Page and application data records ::
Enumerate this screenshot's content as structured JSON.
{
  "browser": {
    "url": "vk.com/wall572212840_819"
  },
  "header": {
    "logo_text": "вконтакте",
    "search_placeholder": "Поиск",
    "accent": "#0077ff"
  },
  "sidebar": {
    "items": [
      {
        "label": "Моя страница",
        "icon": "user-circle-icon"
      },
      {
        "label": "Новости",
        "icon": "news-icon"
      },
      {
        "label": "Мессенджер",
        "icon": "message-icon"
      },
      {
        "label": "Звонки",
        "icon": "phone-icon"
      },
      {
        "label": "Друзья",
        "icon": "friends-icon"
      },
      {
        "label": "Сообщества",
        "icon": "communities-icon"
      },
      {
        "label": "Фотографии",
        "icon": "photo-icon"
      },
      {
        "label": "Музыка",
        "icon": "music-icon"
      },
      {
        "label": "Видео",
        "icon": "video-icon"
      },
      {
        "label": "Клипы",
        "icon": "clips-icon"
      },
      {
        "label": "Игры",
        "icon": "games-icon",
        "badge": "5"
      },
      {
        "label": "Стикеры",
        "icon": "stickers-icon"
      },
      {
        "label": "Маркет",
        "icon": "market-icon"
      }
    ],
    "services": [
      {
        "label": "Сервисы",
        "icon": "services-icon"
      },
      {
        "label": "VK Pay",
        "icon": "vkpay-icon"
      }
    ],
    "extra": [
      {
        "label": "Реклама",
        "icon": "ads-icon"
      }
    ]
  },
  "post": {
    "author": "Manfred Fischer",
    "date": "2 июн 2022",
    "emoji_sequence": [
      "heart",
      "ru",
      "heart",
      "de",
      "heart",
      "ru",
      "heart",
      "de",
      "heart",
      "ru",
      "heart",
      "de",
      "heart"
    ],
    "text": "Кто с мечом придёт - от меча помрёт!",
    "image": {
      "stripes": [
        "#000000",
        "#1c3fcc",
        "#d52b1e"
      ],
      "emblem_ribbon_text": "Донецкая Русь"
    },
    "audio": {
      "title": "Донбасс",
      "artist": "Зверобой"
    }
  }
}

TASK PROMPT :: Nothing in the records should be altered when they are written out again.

RESPONSE AREA ::
Enumerate this screenshot's content as structured JSON.
{
  "browser": {
    "url": "vk.com/wall572212840_819"
  },
  "header": {
    "logo_text": "вконтакте",
    "search_placeholder": "Поиск",
    "accent": "#0077ff"
  },
  "sidebar": {
    "items": [
      {
        "label": "Моя страница",
        "icon": "user-circle-icon"
      },
      {
        "label": "Новости",
        "icon": "news-icon"
      },
      {
        "label": "Мессенджер",
        "icon": "message-icon"
      },
      {
        "label": "Звонки",
        "icon": "phone-icon"
      },
      {
        "label": "Друзья",
        "icon": "friends-icon"
      },
      {
        "label": "Сообщества",
        "icon": "communities-icon"
      },
      {
        "label": "Фотографии",
        "icon": "photo-icon"
      },
      {
        "label": "Музыка",
        "icon": "music-icon"
      },
      {
        "label": "Видео",
        "icon": "video-icon"
      },
      {
        "label": "Клипы",
        "icon": "clips-icon"
      },
      {
        "label": "Игры",
        "icon": "games-icon",
        "badge": "5"
      },
      {
        "label": "Стикеры",
        "icon": "stickers-icon"
      },
      {
        "label": "Маркет",
        "icon": "market-icon"
      }
    ],
    "services": [
      {
        "label": "Сервисы",
        "icon": "services-icon"
      },
      {
        "label": "VK Pay",
        "icon": "vkpay-icon"
      }
    ],
    "extra": [
      {
        "label": "Реклама",
        "icon": "ads-icon"
      }
    ]
  },
  "post": {
    "author": "Manfred Fischer",
    "date": "2 июн 2022",
    "emoji_sequence": [
      "heart",
      "ru",
      "heart",
      "de",
      "heart",
      "ru",
      "heart",
      "de",
      "heart",
      "ru",
      "heart",
      "de",
      "heart"
    ],
    "text": "Кто с мечом придёт - от меча помрёт!",
    "image": {
      "stripes": [
        "#000000",
        "#1c3fcc",
        "#d52b1e"
      ],
      "emblem_ribbon_text": "Донецкая Русь"
    },
    "audio": {
      "title": "Донбасс",
      "artist": "Зверобой"
    }
  }
}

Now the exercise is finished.